[Items from an interface collection]
※

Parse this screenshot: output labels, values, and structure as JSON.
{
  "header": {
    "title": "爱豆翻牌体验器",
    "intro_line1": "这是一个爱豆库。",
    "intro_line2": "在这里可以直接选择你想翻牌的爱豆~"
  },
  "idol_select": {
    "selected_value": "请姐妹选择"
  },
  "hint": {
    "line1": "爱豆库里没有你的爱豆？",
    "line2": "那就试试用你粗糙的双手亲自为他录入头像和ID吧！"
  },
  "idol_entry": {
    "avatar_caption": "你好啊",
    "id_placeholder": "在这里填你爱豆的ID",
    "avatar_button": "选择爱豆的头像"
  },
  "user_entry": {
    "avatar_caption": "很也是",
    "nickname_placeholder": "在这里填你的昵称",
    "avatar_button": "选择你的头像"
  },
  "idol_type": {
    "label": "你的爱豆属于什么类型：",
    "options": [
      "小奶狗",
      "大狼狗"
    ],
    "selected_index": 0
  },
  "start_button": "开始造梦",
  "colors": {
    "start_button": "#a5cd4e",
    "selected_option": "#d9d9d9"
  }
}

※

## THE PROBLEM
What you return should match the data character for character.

## REPLY
Parse this screenshot: output labels, values, and structure as JSON.
{
  "header": {
    "title": "爱豆翻牌体验器",
    "intro_line1": "这是一个爱豆库。",
    "intro_line2": "在这里可以直接选择你想翻牌的爱豆~"
  },
  "idol_select": {
    "selected_value": "请姐妹选择"
  },
  "hint": {
    "line1": "爱豆库里没有你的爱豆？",
    "line2": "那就试试用你粗糙的双手亲自为他录入头像和ID吧！"
  },
  "idol_entry": {
    "avatar_caption": "你好啊",
    "id_placeholder": "在这里填你爱豆的ID",
    "avatar_button": "选择爱豆的头像"
  },
  "user_entry": {
    "avatar_caption": "很也是",
    "nickname_placeholder": "在这里填你的昵称",
    "avatar_button": "选择你的头像"
  },
  "idol_type": {
    "label": "你的爱豆属于什么类型：",
    "options": [
      "小奶狗",
      "大狼狗"
    ],
    "selected_index": 0
  },
  "start_button": "开始造梦",
  "colors": {
    "start_button": "#a5cd4e",
    "selected_option": "#d9d9d9"
  }
}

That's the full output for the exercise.